• Entries from a dataset of interfaces:
Segment Open
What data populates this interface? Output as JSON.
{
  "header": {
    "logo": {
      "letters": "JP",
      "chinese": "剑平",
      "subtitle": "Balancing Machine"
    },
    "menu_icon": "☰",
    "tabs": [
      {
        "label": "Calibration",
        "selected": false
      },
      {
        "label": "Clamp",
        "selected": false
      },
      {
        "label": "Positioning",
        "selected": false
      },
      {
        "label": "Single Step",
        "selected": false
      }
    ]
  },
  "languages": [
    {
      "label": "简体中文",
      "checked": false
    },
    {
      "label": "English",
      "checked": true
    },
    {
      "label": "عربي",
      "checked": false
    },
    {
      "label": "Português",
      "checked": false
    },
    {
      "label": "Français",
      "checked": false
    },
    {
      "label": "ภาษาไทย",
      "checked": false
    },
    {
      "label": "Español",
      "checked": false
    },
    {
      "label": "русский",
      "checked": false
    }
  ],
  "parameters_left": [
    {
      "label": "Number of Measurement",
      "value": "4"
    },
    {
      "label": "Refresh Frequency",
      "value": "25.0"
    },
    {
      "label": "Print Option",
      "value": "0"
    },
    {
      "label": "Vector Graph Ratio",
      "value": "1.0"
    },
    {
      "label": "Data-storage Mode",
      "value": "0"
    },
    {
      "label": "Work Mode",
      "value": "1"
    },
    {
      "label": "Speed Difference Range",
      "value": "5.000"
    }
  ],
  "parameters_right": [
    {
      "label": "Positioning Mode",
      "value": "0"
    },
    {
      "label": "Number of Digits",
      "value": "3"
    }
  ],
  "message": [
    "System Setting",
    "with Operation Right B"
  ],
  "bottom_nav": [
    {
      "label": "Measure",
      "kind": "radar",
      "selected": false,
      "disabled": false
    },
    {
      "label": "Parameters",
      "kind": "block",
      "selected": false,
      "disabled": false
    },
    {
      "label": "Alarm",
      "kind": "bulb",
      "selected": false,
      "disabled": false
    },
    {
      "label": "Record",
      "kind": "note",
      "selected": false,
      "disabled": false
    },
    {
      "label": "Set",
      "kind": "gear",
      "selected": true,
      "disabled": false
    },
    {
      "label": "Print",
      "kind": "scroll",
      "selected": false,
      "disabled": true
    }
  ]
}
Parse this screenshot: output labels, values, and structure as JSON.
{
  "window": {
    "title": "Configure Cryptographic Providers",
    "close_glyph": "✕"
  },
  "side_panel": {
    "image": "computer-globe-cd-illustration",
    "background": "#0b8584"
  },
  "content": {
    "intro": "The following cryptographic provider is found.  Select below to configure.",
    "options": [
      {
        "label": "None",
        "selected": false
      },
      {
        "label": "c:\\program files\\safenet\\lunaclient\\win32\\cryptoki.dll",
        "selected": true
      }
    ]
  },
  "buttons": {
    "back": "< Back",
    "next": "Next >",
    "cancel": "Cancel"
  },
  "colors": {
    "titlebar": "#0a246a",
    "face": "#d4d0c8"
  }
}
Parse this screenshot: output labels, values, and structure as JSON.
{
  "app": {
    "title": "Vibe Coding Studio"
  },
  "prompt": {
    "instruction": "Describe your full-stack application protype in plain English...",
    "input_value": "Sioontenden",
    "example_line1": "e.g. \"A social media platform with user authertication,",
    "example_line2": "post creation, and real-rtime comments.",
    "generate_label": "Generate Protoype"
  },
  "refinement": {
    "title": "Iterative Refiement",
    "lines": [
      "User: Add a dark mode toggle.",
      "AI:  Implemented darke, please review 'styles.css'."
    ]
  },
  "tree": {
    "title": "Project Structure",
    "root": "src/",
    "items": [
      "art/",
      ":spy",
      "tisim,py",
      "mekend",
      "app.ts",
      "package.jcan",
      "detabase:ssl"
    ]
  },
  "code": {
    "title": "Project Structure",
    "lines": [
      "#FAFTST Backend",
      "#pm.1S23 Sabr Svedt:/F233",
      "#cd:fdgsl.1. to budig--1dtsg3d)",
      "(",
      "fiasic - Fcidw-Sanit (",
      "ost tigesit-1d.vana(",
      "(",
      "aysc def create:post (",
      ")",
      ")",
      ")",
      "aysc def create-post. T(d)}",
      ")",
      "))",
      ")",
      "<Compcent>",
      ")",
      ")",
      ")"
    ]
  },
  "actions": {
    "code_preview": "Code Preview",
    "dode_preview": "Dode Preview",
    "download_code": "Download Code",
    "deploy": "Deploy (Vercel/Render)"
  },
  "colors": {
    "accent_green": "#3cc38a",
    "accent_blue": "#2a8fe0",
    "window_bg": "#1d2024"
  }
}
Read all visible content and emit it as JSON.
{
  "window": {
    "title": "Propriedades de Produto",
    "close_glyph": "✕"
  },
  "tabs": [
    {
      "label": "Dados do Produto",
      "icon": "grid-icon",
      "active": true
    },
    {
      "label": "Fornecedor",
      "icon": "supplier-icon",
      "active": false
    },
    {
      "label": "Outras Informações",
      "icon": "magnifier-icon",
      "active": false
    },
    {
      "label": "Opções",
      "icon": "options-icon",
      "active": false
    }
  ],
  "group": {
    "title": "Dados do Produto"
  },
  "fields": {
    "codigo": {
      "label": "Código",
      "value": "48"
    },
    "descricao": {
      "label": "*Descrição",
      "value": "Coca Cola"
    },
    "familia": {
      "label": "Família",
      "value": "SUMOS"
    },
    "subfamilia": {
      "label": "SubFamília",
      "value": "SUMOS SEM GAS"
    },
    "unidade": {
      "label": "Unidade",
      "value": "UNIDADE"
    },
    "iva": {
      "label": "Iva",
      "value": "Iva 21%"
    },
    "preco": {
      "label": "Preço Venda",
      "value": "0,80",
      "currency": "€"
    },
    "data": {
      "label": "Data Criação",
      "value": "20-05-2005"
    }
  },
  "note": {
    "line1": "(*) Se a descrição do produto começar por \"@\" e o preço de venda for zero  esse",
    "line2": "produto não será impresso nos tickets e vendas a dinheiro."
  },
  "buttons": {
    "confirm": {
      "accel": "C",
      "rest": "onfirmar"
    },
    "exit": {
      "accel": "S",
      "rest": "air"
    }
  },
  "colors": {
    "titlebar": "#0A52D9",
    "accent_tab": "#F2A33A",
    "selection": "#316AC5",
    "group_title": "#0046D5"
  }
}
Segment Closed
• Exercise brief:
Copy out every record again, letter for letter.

• Answer box:
What data populates this interface? Output as JSON.
{
  "header": {
    "logo": {
      "letters": "JP",
      "chinese": "剑平",
      "subtitle": "Balancing Machine"
    },
    "menu_icon": "☰",
    "tabs": [
      {
        "label": "Calibration",
        "selected": false
      },
      {
        "label": "Clamp",
        "selected": false
      },
      {
        "label": "Positioning",
        "selected": false
      },
      {
        "label": "Single Step",
        "selected": false
      }
    ]
  },
  "languages": [
    {
      "label": "简体中文",
      "checked": false
    },
    {
      "label": "English",
      "checked": true
    },
    {
      "label": "عربي",
      "checked": false
    },
    {
      "label": "Português",
      "checked": false
    },
    {
      "label": "Français",
      "checked": false
    },
    {
      "label": "ภาษาไทย",
      "checked": false
    },
    {
      "label": "Español",
      "checked": false
    },
    {
      "label": "русский",
      "checked": false
    }
  ],
  "parameters_left": [
    {
      "label": "Number of Measurement",
      "value": "4"
    },
    {
      "label": "Refresh Frequency",
      "value": "25.0"
    },
    {
      "label": "Print Option",
      "value": "0"
    },
    {
      "label": "Vector Graph Ratio",
      "value": "1.0"
    },
    {
      "label": "Data-storage Mode",
      "value": "0"
    },
    {
      "label": "Work Mode",
      "value": "1"
    },
    {
      "label": "Speed Difference Range",
      "value": "5.000"
    }
  ],
  "parameters_right": [
    {
      "label": "Positioning Mode",
      "value": "0"
    },
    {
      "label": "Number of Digits",
      "value": "3"
    }
  ],
  "message": [
    "System Setting",
    "with Operation Right B"
  ],
  "bottom_nav": [
    {
      "label": "Measure",
      "kind": "radar",
      "selected": false,
      "disabled": false
    },
    {
      "label": "Parameters",
      "kind": "block",
      "selected": false,
      "disabled": false
    },
    {
      "label": "Alarm",
      "kind": "bulb",
      "selected": false,
      "disabled": false
    },
    {
      "label": "Record",
      "kind": "note",
      "selected": false,
      "disabled": false
    },
    {
      "label": "Set",
      "kind": "gear",
      "selected": true,
      "disabled": false
    },
    {
      "label": "Print",
      "kind": "scroll",
      "selected": false,
      "disabled": true
    }
  ]
}
Parse this screenshot: output labels, values, and structure as JSON.
{
  "window": {
    "title": "Configure Cryptographic Providers",
    "close_glyph": "✕"
  },
  "side_panel": {
    "image": "computer-globe-cd-illustration",
    "background": "#0b8584"
  },
  "content": {
    "intro": "The following cryptographic provider is found.  Select below to configure.",
    "options": [
      {
        "label": "None",
        "selected": false
      },
      {
        "label": "c:\\program files\\safenet\\lunaclient\\win32\\cryptoki.dll",
        "selected": true
      }
    ]
  },
  "buttons": {
    "back": "< Back",
    "next": "Next >",
    "cancel": "Cancel"
  },
  "colors": {
    "titlebar": "#0a246a",
    "face": "#d4d0c8"
  }
}
Parse this screenshot: output labels, values, and structure as JSON.
{
  "app": {
    "title": "Vibe Coding Studio"
  },
  "prompt": {
    "instruction": "Describe your full-stack application protype in plain English...",
    "input_value": "Sioontenden",
    "example_line1": "e.g. \"A social media platform with user authertication,",
    "example_line2": "post creation, and real-rtime comments.",
    "generate_label": "Generate Protoype"
  },
  "refinement": {
    "title": "Iterative Refiement",
    "lines": [
      "User: Add a dark mode toggle.",
      "AI:  Implemented darke, please review 'styles.css'."
    ]
  },
  "tree": {
    "title": "Project Structure",
    "root": "src/",
    "items": [
      "art/",
      ":spy",
      "tisim,py",
      "mekend",
      "app.ts",
      "package.jcan",
      "detabase:ssl"
    ]
  },
  "code": {
    "title": "Project Structure",
    "lines": [
      "#FAFTST Backend",
      "#pm.1S23 Sabr Svedt:/F233",
      "#cd:fdgsl.1. to budig--1dtsg3d)",
      "(",
      "fiasic - Fcidw-Sanit (",
      "ost tigesit-1d.vana(",
      "(",
      "aysc def create:post (",
      ")",
      ")",
      ")",
      "aysc def create-post. T(d)}",
      ")",
      "))",
      ")",
      "<Compcent>",
      ")",
      ")",
      ")"
    ]
  },
  "actions": {
    "code_preview": "Code Preview",
    "dode_preview": "Dode Preview",
    "download_code": "Download Code",
    "deploy": "Deploy (Vercel/Render)"
  },
  "colors": {
    "accent_green": "#3cc38a",
    "accent_blue": "#2a8fe0",
    "window_bg": "#1d2024"
  }
}
Read all visible content and emit it as JSON.
{
  "window": {
    "title": "Propriedades de Produto",
    "close_glyph": "✕"
  },
  "tabs": [
    {
      "label": "Dados do Produto",
      "icon": "grid-icon",
      "active": true
    },
    {
      "label": "Fornecedor",
      "icon": "supplier-icon",
      "active": false
    },
    {
      "label": "Outras Informações",
      "icon": "magnifier-icon",
      "active": false
    },
    {
      "label": "Opções",
      "icon": "options-icon",
      "active": false
    }
  ],
  "group": {
    "title": "Dados do Produto"
  },
  "fields": {
    "codigo": {
      "label": "Código",
      "value": "48"
    },
    "descricao": {
      "label": "*Descrição",
      "value": "Coca Cola"
    },
    "familia": {
      "label": "Família",
      "value": "SUMOS"
    },
    "subfamilia": {
      "label": "SubFamília",
      "value": "SUMOS SEM GAS"
    },
    "unidade": {
      "label": "Unidade",
      "value": "UNIDADE"
    },
    "iva": {
      "label": "Iva",
      "value": "Iva 21%"
    },
    "preco": {
      "label": "Preço Venda",
      "value": "0,80",
      "currency": "€"
    },
    "data": {
      "label": "Data Criação",
      "value": "20-05-2005"
    }
  },
  "note": {
    "line1": "(*) Se a descrição do produto começar por \"@\" e o preço de venda for zero  esse",
    "line2": "produto não será impresso nos tickets e vendas a dinheiro."
  },
  "buttons": {
    "confirm": {
      "accel": "C",
      "rest": "onfirmar"
    },
    "exit": {
      "accel": "S",
      "rest": "air"
    }
  },
  "colors": {
    "titlebar": "#0A52D9",
    "accent_tab": "#F2A33A",
    "selection": "#316AC5",
    "group_title": "#0046D5"
  }
}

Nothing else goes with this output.